Available data:
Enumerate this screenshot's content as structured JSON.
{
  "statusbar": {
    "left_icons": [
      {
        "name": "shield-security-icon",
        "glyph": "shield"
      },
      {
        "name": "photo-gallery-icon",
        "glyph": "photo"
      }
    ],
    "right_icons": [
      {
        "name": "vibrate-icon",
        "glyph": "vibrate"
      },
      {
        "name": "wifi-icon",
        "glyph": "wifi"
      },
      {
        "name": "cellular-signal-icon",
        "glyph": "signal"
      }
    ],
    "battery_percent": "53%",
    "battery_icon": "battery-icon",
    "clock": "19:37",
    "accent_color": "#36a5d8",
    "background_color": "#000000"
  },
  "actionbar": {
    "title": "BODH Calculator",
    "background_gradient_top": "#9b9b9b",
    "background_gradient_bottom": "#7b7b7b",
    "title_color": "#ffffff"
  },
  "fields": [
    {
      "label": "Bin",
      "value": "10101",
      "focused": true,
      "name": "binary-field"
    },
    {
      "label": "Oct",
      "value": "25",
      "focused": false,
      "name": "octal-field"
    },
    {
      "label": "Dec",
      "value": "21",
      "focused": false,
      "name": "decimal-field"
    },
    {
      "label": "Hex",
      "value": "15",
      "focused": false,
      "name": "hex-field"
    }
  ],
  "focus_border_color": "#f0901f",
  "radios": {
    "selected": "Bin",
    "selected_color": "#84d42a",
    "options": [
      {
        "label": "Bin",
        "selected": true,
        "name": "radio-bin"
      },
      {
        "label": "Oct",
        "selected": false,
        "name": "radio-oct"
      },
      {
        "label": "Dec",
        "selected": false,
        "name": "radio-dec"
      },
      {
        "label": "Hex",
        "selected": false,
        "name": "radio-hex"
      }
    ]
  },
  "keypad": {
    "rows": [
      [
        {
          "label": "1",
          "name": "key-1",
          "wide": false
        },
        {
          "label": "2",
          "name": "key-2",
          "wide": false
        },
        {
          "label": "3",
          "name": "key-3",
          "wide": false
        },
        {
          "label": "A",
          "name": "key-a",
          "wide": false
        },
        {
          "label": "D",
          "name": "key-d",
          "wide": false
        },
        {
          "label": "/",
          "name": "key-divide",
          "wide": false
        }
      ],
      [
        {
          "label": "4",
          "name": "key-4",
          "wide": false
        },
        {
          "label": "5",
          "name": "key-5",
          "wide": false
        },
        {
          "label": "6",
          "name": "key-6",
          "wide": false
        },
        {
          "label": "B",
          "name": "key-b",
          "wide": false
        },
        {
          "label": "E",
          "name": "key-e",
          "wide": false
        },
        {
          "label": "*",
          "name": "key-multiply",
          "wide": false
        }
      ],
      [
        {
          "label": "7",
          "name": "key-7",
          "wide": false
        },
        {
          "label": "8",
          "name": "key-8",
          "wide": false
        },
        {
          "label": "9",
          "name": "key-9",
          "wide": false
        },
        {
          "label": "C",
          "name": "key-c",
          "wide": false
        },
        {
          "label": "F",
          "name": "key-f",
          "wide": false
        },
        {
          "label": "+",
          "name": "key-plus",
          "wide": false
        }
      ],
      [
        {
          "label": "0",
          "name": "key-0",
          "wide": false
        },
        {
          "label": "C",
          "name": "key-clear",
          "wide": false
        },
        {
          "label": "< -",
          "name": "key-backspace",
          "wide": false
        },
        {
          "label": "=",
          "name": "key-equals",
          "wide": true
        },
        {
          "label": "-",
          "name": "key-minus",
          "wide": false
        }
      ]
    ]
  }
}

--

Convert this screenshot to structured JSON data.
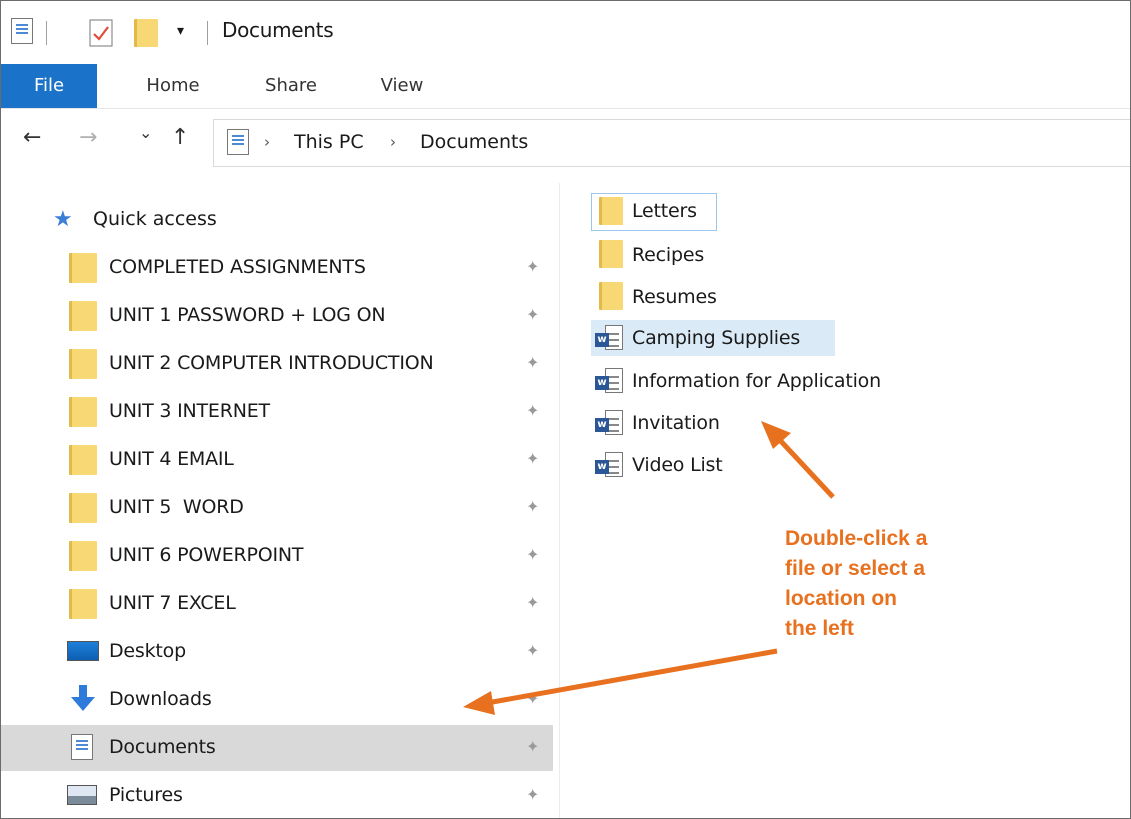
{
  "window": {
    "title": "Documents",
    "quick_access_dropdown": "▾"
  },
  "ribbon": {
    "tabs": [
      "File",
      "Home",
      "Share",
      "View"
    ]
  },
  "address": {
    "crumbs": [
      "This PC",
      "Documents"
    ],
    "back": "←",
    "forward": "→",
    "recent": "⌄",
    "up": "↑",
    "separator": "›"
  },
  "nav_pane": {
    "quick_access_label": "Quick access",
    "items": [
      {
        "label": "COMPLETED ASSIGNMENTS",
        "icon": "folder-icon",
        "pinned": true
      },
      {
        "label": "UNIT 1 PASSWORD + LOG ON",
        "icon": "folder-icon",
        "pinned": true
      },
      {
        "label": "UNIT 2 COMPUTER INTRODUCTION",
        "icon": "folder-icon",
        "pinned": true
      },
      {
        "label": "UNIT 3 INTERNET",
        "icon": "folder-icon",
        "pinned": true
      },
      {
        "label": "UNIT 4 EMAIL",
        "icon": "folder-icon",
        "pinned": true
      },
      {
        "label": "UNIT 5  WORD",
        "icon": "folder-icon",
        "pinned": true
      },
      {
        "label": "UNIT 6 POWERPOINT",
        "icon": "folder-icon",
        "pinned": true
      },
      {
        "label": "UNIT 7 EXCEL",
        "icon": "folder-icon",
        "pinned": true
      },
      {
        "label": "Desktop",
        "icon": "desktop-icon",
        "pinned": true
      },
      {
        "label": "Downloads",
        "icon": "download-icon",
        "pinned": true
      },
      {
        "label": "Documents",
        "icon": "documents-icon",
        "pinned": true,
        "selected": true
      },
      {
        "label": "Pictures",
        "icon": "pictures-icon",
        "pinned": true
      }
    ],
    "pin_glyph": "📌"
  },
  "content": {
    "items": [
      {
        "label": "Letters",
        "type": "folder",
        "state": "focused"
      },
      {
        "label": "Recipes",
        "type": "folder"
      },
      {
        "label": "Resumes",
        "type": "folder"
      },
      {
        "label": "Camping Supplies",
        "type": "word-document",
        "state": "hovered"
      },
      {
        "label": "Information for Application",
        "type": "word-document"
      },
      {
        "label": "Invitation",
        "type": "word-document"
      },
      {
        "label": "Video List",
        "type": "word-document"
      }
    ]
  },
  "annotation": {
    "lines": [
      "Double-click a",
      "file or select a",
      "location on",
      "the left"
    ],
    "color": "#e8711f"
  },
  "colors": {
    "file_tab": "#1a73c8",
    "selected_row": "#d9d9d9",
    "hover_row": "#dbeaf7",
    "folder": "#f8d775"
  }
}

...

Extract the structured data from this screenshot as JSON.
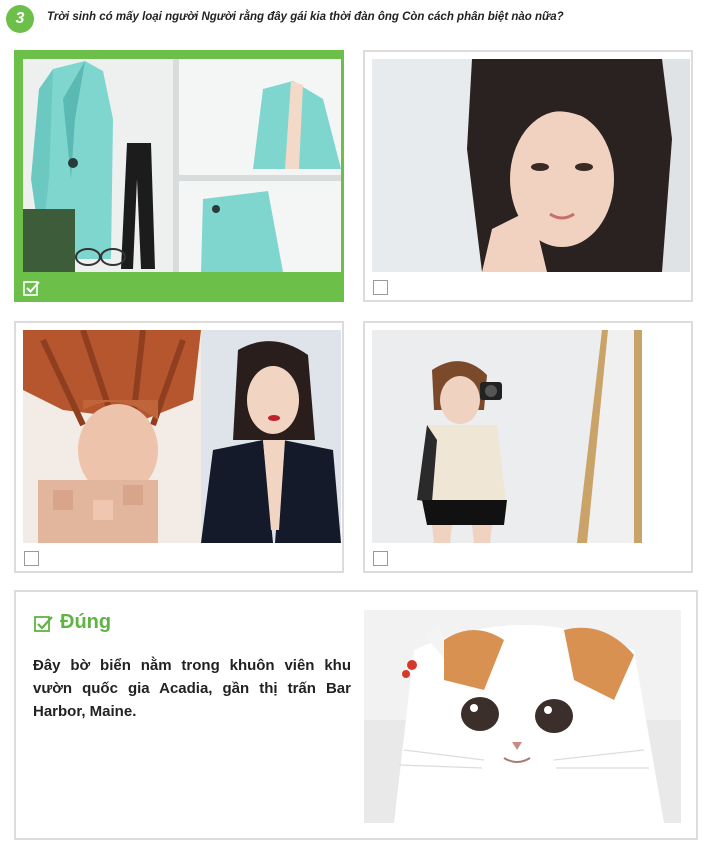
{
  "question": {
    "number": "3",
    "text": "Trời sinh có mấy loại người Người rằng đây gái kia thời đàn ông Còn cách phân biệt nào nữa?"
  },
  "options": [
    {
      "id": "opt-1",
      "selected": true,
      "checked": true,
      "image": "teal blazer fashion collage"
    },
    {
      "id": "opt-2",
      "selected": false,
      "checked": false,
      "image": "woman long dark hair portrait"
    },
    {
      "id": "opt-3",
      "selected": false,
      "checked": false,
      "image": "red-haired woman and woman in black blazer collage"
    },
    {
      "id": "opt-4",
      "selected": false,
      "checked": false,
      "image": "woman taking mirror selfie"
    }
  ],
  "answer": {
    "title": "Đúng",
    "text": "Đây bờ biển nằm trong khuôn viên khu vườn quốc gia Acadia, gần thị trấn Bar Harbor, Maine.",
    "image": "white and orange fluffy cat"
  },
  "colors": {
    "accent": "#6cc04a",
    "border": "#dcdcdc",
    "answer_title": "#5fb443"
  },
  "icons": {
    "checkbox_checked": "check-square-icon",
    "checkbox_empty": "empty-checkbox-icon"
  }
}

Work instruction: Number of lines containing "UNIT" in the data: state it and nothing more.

Task answer: 7